Keefer role in the film ends up being the one who lays the seeds in his fellow officers mind that the Caine's new Captain Queeg (Humphrey Bogart) is mentally unstable. MacMurray is really perfect in the role because although his character is devious from the start of Queeg's command, MacMurray shows it his eyes, but not in his way. When he tries to convince his other officers of the Captain's problems MacMurray is entirely convincing that he could sway them due to his charm that absolutely works for the character of Keefer.
When his true colors come out near the end of the film MacMurray is very good because he doesn't compromise the rest of his performance. In the moment where he even admits his pitiful actions, MacMurray is good in that he portrays the fact that Keefer still never seems to feel that much shame. MacMurray instead stays true to his self indulgent character who only really feels shame for the fact that he ended up being caught on his behavior. This is a good performance from MacMurray that succeeds in portraying well the tricky character of Keefer who needed to be a villain without ever seeming one.
Van Johnson who bears his very real scars in the film, which he usually covered up with makeup, realizes the character of Maryk beautifully. Johnson plays Maryk as a friendly officer who genuinely enjoys doing his duties on the ship, but as well takes his job with the appropriate seriousness. Johnson is pretty much the exact opposite of MacMurray's portrayal. Where MacMurray's portrayal was really one of underhanded cynicism, Johnson on the other hand is one of openness and honesty. He makes the positive aspects of his character of truthful, and easily makes Maryk the most likable character in the film.
When Queeg comes on board Johnson is very good because unlike MacMurray there is not a hidden hostility portrayed, but instead a genuine concern for Queeg's methods. There is nothing false about Johnson's portrayal of Maryk caring for his men, as well as running the ship in a way that works, he makes his problems with Queeg's methods ones of true concern opposed to Keefer's far petty problems with Queeg. Johnson is already very good but his performance only becomes better when Keefer starts to push the issue of Queeg's mental instability. Johnson's portrayal of Maryk's struggle with the issue as a highlight of the film.

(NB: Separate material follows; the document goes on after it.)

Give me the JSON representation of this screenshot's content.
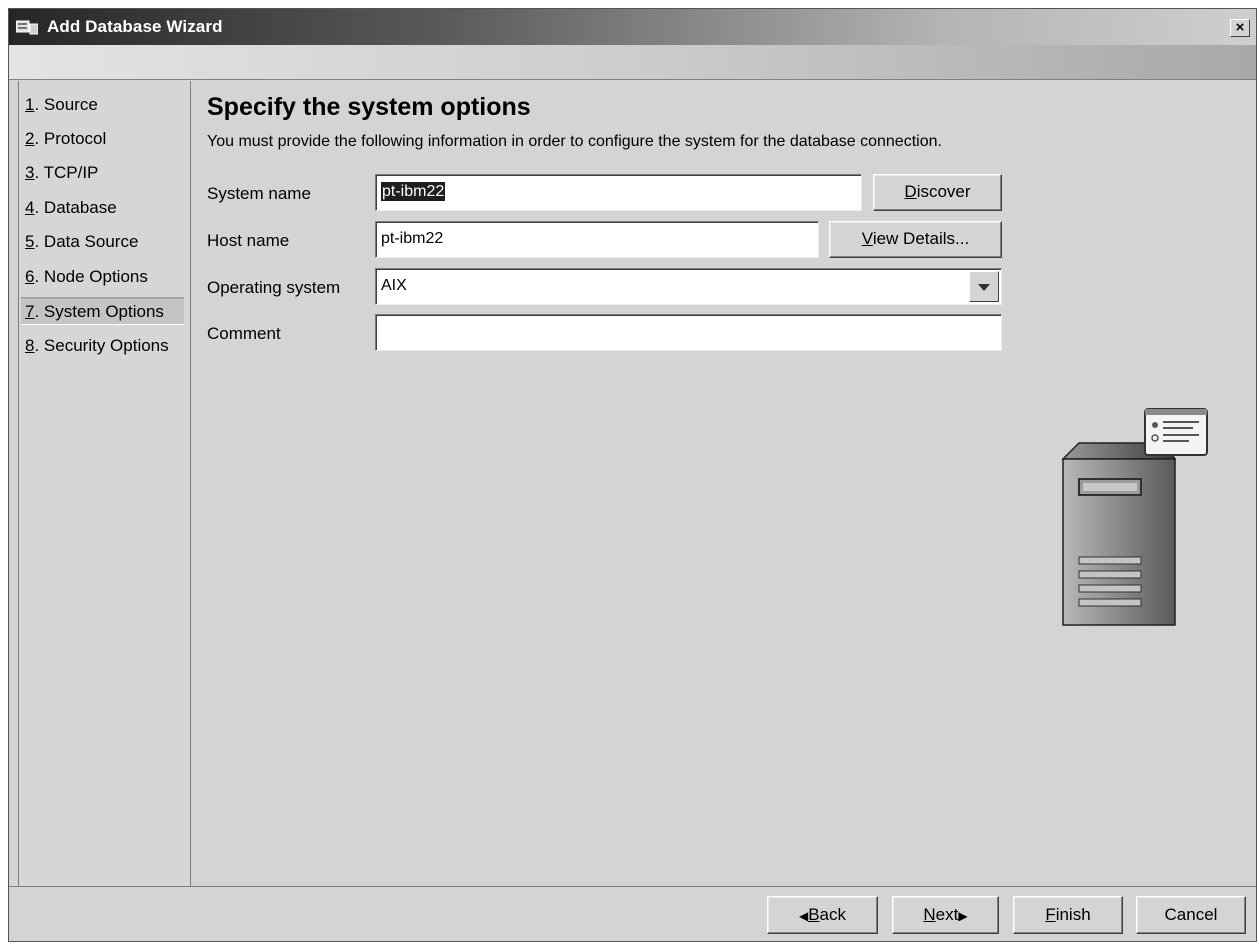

Van Johnson is very effective in portraying Maryk's approach to dealing with Queeg's problems as well as Keefer's persistence. He keeps Maryk as a man who is very much still devoted to the Naval code, and method as evidence by the scenes where he stops the extreme mocking of Queeg. Johnson is moving because he portrays well the strong persistent beliefs in the naval tradition and does well in showing the degree of disgust Maryk feels of the other men's over zealousness in dismissing Queeg. He as well though does properly convey the internal feelings of doubt in his mind over Queeg's performance.
It is Johnson who delivers on the central conflict of the film which is to break naval protocol and mutiny to save the ship. It is Johnson's ability to give weight to the conflict within Maryk own mind that makes us sympathize with him with the mutiny, and importantly we stay with Maryk through the court martial. Johnson makes us very concerned for Maryk because he only ever showed genuine concern on the ship. Johnson creates the most powerful moments of the film during the court material through his moving heart wrenching reactions to some of the testimony that could put him at the end of a rope. Van Johnson basically saves the film giving a performance that makes me honestly wish Maryk had been the lead of the film. Johnson simply gives the best performance of the cast, and salvages as much of the film as he can with his portrayal of Lieutenant Steve Maryk.